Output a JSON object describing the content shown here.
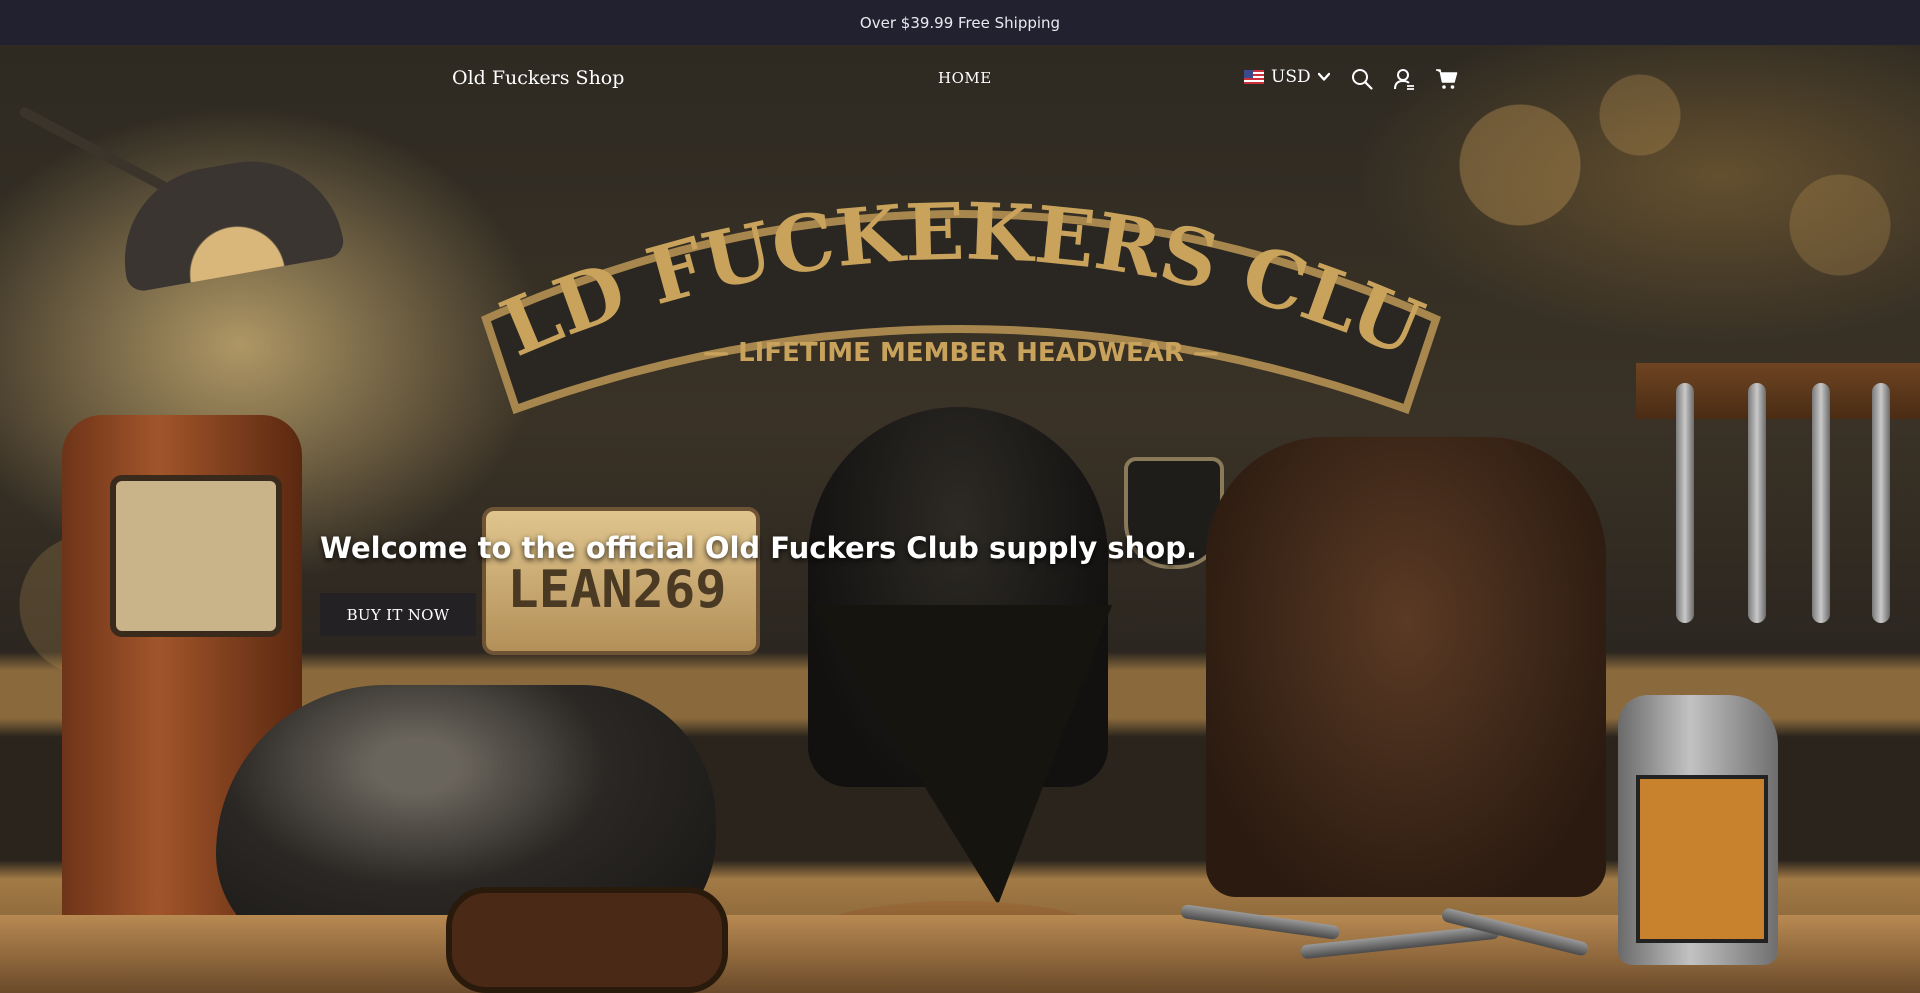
{
  "announcement": {
    "text": "Over $39.99 Free Shipping"
  },
  "header": {
    "logo": "Old Fuckers Shop",
    "nav": {
      "home": "HOME"
    },
    "currency": {
      "flag_icon": "us-flag-icon",
      "code": "USD",
      "chevron_icon": "chevron-down-icon"
    },
    "icons": {
      "search": "search-icon",
      "account": "account-icon",
      "cart": "cart-icon"
    }
  },
  "hero": {
    "sign_title": "OLD FUCKEKERS CLUB",
    "sign_subtitle": "— LIFETIME MEMBER HEADWEAR —",
    "plate_text": "LEAN269",
    "heading": "Welcome to the official Old Fuckers Club supply shop.",
    "button": "BUY IT NOW"
  },
  "colors": {
    "announcement_bg": "#22212f",
    "button_bg": "#232124",
    "text": "#ffffff",
    "accent_gold": "#c9a35c"
  }
}
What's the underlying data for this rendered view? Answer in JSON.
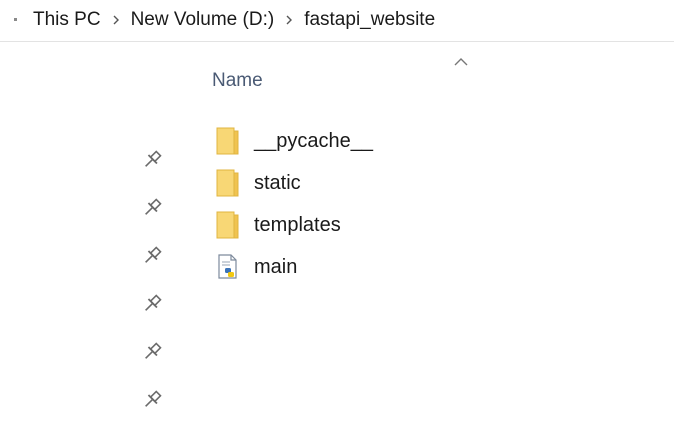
{
  "breadcrumb": {
    "items": [
      "This PC",
      "New Volume (D:)",
      "fastapi_website"
    ]
  },
  "columns": {
    "name_label": "Name"
  },
  "files": [
    {
      "name": "__pycache__",
      "type": "folder",
      "icon": "folder-icon"
    },
    {
      "name": "static",
      "type": "folder",
      "icon": "folder-icon"
    },
    {
      "name": "templates",
      "type": "folder",
      "icon": "folder-icon"
    },
    {
      "name": "main",
      "type": "python-file",
      "icon": "python-file-icon"
    }
  ],
  "quick_access_pins": 6,
  "colors": {
    "folder_fill": "#f8d775",
    "folder_edge": "#e0b440",
    "header_text": "#4a5a74",
    "separator": "#e3e3e3"
  }
}
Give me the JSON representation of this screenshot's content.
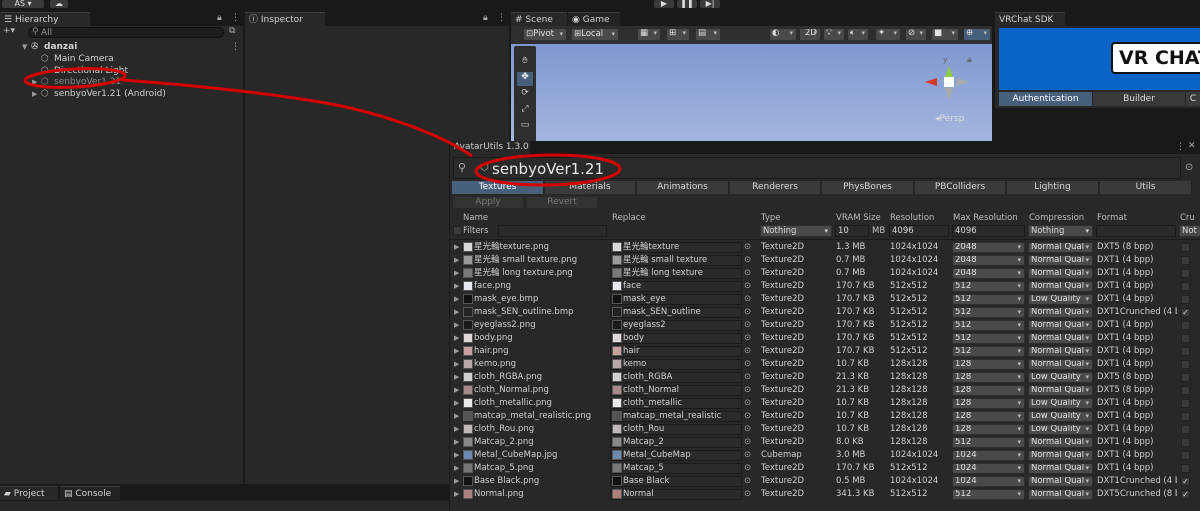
{
  "toolbar": {
    "account_label": "AS",
    "play_icon": "play-icon",
    "pause_icon": "pause-icon",
    "step_icon": "step-icon"
  },
  "hierarchy": {
    "tab_label": "Hierarchy",
    "search_placeholder": "All",
    "scene_name": "danzai",
    "items": [
      {
        "label": "Main Camera"
      },
      {
        "label": "Directional Light"
      },
      {
        "label": "senbyoVer1.21"
      },
      {
        "label": "senbyoVer1.21 (Android)"
      }
    ]
  },
  "inspector": {
    "tab_label": "Inspector"
  },
  "scene_view": {
    "tabs": [
      {
        "label": "Scene"
      },
      {
        "label": "Game"
      }
    ],
    "pivot_label": "Pivot",
    "local_label": "Local",
    "mode_2d_label": "2D",
    "persp_label": "Persp"
  },
  "vrchat_sdk": {
    "tab_label": "VRChat SDK",
    "logo_text": "VR CHAT",
    "tabs": [
      {
        "label": "Authentication"
      },
      {
        "label": "Builder"
      },
      {
        "label": "C"
      }
    ]
  },
  "bottom_tabs": [
    {
      "label": "Project"
    },
    {
      "label": "Console"
    }
  ],
  "avatar_utils": {
    "title": "AvatarUtils 1.3.0",
    "avatar_name": "senbyoVer1.21",
    "tabs": [
      {
        "label": "Textures"
      },
      {
        "label": "Materials"
      },
      {
        "label": "Animations"
      },
      {
        "label": "Renderers"
      },
      {
        "label": "PhysBones"
      },
      {
        "label": "PBColliders"
      },
      {
        "label": "Lighting"
      },
      {
        "label": "Utils"
      }
    ],
    "apply_label": "Apply",
    "revert_label": "Revert",
    "headers": {
      "name": "Name",
      "replace": "Replace",
      "type": "Type",
      "vram": "VRAM Size",
      "resolution": "Resolution",
      "max_resolution": "Max Resolution",
      "compression": "Compression",
      "format": "Format",
      "crunch": "Cru"
    },
    "filters": {
      "label": "Filters",
      "type": "Nothing",
      "vram_value": "10",
      "vram_unit": "MB",
      "resolution": "4096",
      "max_resolution": "4096",
      "compression": "Nothing",
      "crunch": "Not"
    },
    "rows": [
      {
        "name": "星光輪texture.png",
        "replace": "星光輪texture",
        "type": "Texture2D",
        "vram": "1.3 MB",
        "res": "1024x1024",
        "max": "2048",
        "comp": "Normal Qual",
        "format": "DXT5 (8 bpp)",
        "crunch": false,
        "thumb": "#d8d8d8"
      },
      {
        "name": "星光輪 small texture.png",
        "replace": "星光輪 small texture",
        "type": "Texture2D",
        "vram": "0.7 MB",
        "res": "1024x1024",
        "max": "2048",
        "comp": "Normal Qual",
        "format": "DXT1 (4 bpp)",
        "crunch": false,
        "thumb": "#9a9a9a"
      },
      {
        "name": "星光輪 long texture.png",
        "replace": "星光輪 long texture",
        "type": "Texture2D",
        "vram": "0.7 MB",
        "res": "1024x1024",
        "max": "2048",
        "comp": "Normal Qual",
        "format": "DXT1 (4 bpp)",
        "crunch": false,
        "thumb": "#7a7a7a"
      },
      {
        "name": "face.png",
        "replace": "face",
        "type": "Texture2D",
        "vram": "170.7 KB",
        "res": "512x512",
        "max": "512",
        "comp": "Normal Qual",
        "format": "DXT1 (4 bpp)",
        "crunch": false,
        "thumb": "#e8e8f0"
      },
      {
        "name": "mask_eye.bmp",
        "replace": "mask_eye",
        "type": "Texture2D",
        "vram": "170.7 KB",
        "res": "512x512",
        "max": "512",
        "comp": "Low Quality",
        "format": "DXT1 (4 bpp)",
        "crunch": false,
        "thumb": "#111111"
      },
      {
        "name": "mask_SEN_outline.bmp",
        "replace": "mask_SEN_outline",
        "type": "Texture2D",
        "vram": "170.7 KB",
        "res": "512x512",
        "max": "512",
        "comp": "Normal Qual",
        "format": "DXT1Crunched (4 b",
        "crunch": true,
        "thumb": "#222222"
      },
      {
        "name": "eyeglass2.png",
        "replace": "eyeglass2",
        "type": "Texture2D",
        "vram": "170.7 KB",
        "res": "512x512",
        "max": "512",
        "comp": "Normal Qual",
        "format": "DXT1 (4 bpp)",
        "crunch": false,
        "thumb": "#1a1a1a"
      },
      {
        "name": "body.png",
        "replace": "body",
        "type": "Texture2D",
        "vram": "170.7 KB",
        "res": "512x512",
        "max": "512",
        "comp": "Normal Qual",
        "format": "DXT1 (4 bpp)",
        "crunch": false,
        "thumb": "#e0d8d8"
      },
      {
        "name": "hair.png",
        "replace": "hair",
        "type": "Texture2D",
        "vram": "170.7 KB",
        "res": "512x512",
        "max": "512",
        "comp": "Normal Qual",
        "format": "DXT1 (4 bpp)",
        "crunch": false,
        "thumb": "#c8a0a0"
      },
      {
        "name": "kemo.png",
        "replace": "kemo",
        "type": "Texture2D",
        "vram": "10.7 KB",
        "res": "128x128",
        "max": "128",
        "comp": "Normal Qual",
        "format": "DXT1 (4 bpp)",
        "crunch": false,
        "thumb": "#b8a8a8"
      },
      {
        "name": "cloth_RGBA.png",
        "replace": "cloth_RGBA",
        "type": "Texture2D",
        "vram": "21.3 KB",
        "res": "128x128",
        "max": "128",
        "comp": "Low Quality",
        "format": "DXT5 (8 bpp)",
        "crunch": false,
        "thumb": "#d0d0d0"
      },
      {
        "name": "cloth_Normal.png",
        "replace": "cloth_Normal",
        "type": "Texture2D",
        "vram": "21.3 KB",
        "res": "128x128",
        "max": "128",
        "comp": "Normal Qual",
        "format": "DXT5 (8 bpp)",
        "crunch": false,
        "thumb": "#a88888"
      },
      {
        "name": "cloth_metallic.png",
        "replace": "cloth_metallic",
        "type": "Texture2D",
        "vram": "10.7 KB",
        "res": "128x128",
        "max": "128",
        "comp": "Low Quality",
        "format": "DXT1 (4 bpp)",
        "crunch": false,
        "thumb": "#e8e8e8"
      },
      {
        "name": "matcap_metal_realistic.png",
        "replace": "matcap_metal_realistic",
        "type": "Texture2D",
        "vram": "10.7 KB",
        "res": "128x128",
        "max": "128",
        "comp": "Low Quality",
        "format": "DXT1 (4 bpp)",
        "crunch": false,
        "thumb": "#555555"
      },
      {
        "name": "cloth_Rou.png",
        "replace": "cloth_Rou",
        "type": "Texture2D",
        "vram": "10.7 KB",
        "res": "128x128",
        "max": "128",
        "comp": "Low Quality",
        "format": "DXT1 (4 bpp)",
        "crunch": false,
        "thumb": "#c0b8b8"
      },
      {
        "name": "Matcap_2.png",
        "replace": "Matcap_2",
        "type": "Texture2D",
        "vram": "8.0 KB",
        "res": "128x128",
        "max": "512",
        "comp": "Normal Qual",
        "format": "DXT1 (4 bpp)",
        "crunch": false,
        "thumb": "#888888"
      },
      {
        "name": "Metal_CubeMap.jpg",
        "replace": "Metal_CubeMap",
        "type": "Cubemap",
        "vram": "3.0 MB",
        "res": "1024x1024",
        "max": "1024",
        "comp": "Normal Qual",
        "format": "DXT1 (4 bpp)",
        "crunch": false,
        "thumb": "#6a8ab0"
      },
      {
        "name": "Matcap_5.png",
        "replace": "Matcap_5",
        "type": "Texture2D",
        "vram": "170.7 KB",
        "res": "512x512",
        "max": "1024",
        "comp": "Normal Qual",
        "format": "DXT1 (4 bpp)",
        "crunch": false,
        "thumb": "#777777"
      },
      {
        "name": "Base Black.png",
        "replace": "Base Black",
        "type": "Texture2D",
        "vram": "0.5 MB",
        "res": "1024x1024",
        "max": "1024",
        "comp": "Normal Qual",
        "format": "DXT1Crunched (4 b",
        "crunch": true,
        "thumb": "#111111"
      },
      {
        "name": "Normal.png",
        "replace": "Normal",
        "type": "Texture2D",
        "vram": "341.3 KB",
        "res": "512x512",
        "max": "512",
        "comp": "Normal Qual",
        "format": "DXT5Crunched (8 b",
        "crunch": true,
        "thumb": "#b08080"
      }
    ]
  },
  "colors": {
    "accent_tab": "#46607c",
    "scene_sky": "#8fa6d6",
    "annotation_red": "#d40000",
    "vrchat_blue": "#0a64c8"
  }
}
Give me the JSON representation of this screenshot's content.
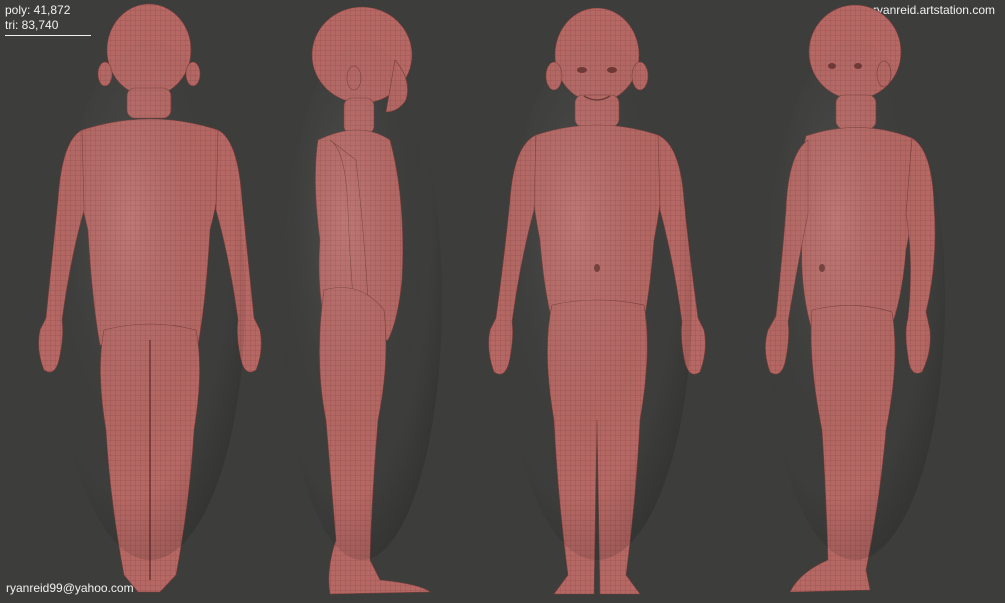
{
  "overlay": {
    "poly_label": "poly: 41,872",
    "tri_label": "tri: 83,740",
    "website": "ryanreid.artstation.com",
    "email": "ryanreid99@yahoo.com"
  },
  "colors": {
    "background": "#3d3d3b",
    "skin": "#b86a66",
    "skin_shadow": "#8e4a48",
    "text": "#f2f2f2"
  },
  "views": [
    "back-view-figure",
    "side-view-figure",
    "front-view-figure",
    "three-quarter-view-figure"
  ]
}
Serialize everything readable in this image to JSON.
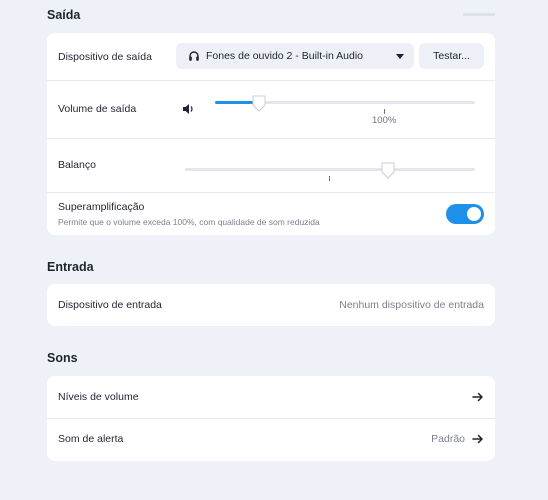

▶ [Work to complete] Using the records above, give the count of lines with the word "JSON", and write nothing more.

▶ [Solution] 5